*What needs to be done*:
All of the records should be given again exactly as they appear.

*Extracted records*:
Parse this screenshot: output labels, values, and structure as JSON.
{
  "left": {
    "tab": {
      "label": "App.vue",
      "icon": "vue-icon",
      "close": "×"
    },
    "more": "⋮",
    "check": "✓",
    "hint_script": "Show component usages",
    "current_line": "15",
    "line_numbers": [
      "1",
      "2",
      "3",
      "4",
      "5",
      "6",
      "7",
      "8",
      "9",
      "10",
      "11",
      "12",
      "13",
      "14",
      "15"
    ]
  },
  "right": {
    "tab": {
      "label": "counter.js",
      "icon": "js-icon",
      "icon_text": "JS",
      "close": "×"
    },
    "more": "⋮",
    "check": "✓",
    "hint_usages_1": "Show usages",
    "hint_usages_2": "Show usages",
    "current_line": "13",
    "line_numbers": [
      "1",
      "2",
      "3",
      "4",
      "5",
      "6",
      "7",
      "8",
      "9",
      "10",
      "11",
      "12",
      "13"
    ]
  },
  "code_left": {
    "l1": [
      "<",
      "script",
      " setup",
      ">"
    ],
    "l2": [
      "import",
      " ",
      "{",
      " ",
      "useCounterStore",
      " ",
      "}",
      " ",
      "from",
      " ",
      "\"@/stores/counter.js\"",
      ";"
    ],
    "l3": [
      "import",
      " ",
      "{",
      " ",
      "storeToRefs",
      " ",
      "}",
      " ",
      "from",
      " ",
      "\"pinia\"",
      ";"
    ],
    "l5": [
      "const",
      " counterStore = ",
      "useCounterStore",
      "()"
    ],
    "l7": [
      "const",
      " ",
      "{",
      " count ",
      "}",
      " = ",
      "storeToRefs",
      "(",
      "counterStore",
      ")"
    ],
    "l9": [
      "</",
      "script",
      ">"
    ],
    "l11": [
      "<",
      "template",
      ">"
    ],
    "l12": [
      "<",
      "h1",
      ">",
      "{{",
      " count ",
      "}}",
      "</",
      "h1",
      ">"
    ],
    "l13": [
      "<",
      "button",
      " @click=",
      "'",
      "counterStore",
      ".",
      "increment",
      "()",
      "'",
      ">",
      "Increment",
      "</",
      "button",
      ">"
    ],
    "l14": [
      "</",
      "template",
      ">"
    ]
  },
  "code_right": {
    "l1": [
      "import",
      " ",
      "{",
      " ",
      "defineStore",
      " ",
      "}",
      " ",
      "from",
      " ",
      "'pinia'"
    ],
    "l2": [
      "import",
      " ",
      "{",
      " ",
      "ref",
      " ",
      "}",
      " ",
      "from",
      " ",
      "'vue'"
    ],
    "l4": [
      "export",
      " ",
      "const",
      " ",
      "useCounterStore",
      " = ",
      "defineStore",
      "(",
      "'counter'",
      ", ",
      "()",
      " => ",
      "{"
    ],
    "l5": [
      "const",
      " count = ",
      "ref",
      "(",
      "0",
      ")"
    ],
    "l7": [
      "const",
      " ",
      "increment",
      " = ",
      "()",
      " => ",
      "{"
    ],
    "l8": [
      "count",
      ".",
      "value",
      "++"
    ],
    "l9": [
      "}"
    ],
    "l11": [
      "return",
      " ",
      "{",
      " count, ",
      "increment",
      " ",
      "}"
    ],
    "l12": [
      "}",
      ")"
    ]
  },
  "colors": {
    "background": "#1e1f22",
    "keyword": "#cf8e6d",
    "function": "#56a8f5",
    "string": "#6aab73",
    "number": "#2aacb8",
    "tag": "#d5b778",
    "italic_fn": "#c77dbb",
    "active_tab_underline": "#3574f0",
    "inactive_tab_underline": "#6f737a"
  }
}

*Finished task*:
Parse this screenshot: output labels, values, and structure as JSON.
{
  "left": {
    "tab": {
      "label": "App.vue",
      "icon": "vue-icon",
      "close": "×"
    },
    "more": "⋮",
    "check": "✓",
    "hint_script": "Show component usages",
    "current_line": "15",
    "line_numbers": [
      "1",
      "2",
      "3",
      "4",
      "5",
      "6",
      "7",
      "8",
      "9",
      "10",
      "11",
      "12",
      "13",
      "14",
      "15"
    ]
  },
  "right": {
    "tab": {
      "label": "counter.js",
      "icon": "js-icon",
      "icon_text": "JS",
      "close": "×"
    },
    "more": "⋮",
    "check": "✓",
    "hint_usages_1": "Show usages",
    "hint_usages_2": "Show usages",
    "current_line": "13",
    "line_numbers": [
      "1",
      "2",
      "3",
      "4",
      "5",
      "6",
      "7",
      "8",
      "9",
      "10",
      "11",
      "12",
      "13"
    ]
  },
  "code_left": {
    "l1": [
      "<",
      "script",
      " setup",
      ">"
    ],
    "l2": [
      "import",
      " ",
      "{",
      " ",
      "useCounterStore",
      " ",
      "}",
      " ",
      "from",
      " ",
      "\"@/stores/counter.js\"",
      ";"
    ],
    "l3": [
      "import",
      " ",
      "{",
      " ",
      "storeToRefs",
      " ",
      "}",
      " ",
      "from",
      " ",
      "\"pinia\"",
      ";"
    ],
    "l5": [
      "const",
      " counterStore = ",
      "useCounterStore",
      "()"
    ],
    "l7": [
      "const",
      " ",
      "{",
      " count ",
      "}",
      " = ",
      "storeToRefs",
      "(",
      "counterStore",
      ")"
    ],
    "l9": [
      "</",
      "script",
      ">"
    ],
    "l11": [
      "<",
      "template",
      ">"
    ],
    "l12": [
      "<",
      "h1",
      ">",
      "{{",
      " count ",
      "}}",
      "</",
      "h1",
      ">"
    ],
    "l13": [
      "<",
      "button",
      " @click=",
      "'",
      "counterStore",
      ".",
      "increment",
      "()",
      "'",
      ">",
      "Increment",
      "</",
      "button",
      ">"
    ],
    "l14": [
      "</",
      "template",
      ">"
    ]
  },
  "code_right": {
    "l1": [
      "import",
      " ",
      "{",
      " ",
      "defineStore",
      " ",
      "}",
      " ",
      "from",
      " ",
      "'pinia'"
    ],
    "l2": [
      "import",
      " ",
      "{",
      " ",
      "ref",
      " ",
      "}",
      " ",
      "from",
      " ",
      "'vue'"
    ],
    "l4": [
      "export",
      " ",
      "const",
      " ",
      "useCounterStore",
      " = ",
      "defineStore",
      "(",
      "'counter'",
      ", ",
      "()",
      " => ",
      "{"
    ],
    "l5": [
      "const",
      " count = ",
      "ref",
      "(",
      "0",
      ")"
    ],
    "l7": [
      "const",
      " ",
      "increment",
      " = ",
      "()",
      " => ",
      "{"
    ],
    "l8": [
      "count",
      ".",
      "value",
      "++"
    ],
    "l9": [
      "}"
    ],
    "l11": [
      "return",
      " ",
      "{",
      " count, ",
      "increment",
      " ",
      "}"
    ],
    "l12": [
      "}",
      ")"
    ]
  },
  "colors": {
    "background": "#1e1f22",
    "keyword": "#cf8e6d",
    "function": "#56a8f5",
    "string": "#6aab73",
    "number": "#2aacb8",
    "tag": "#d5b778",
    "italic_fn": "#c77dbb",
    "active_tab_underline": "#3574f0",
    "inactive_tab_underline": "#6f737a"
  }
}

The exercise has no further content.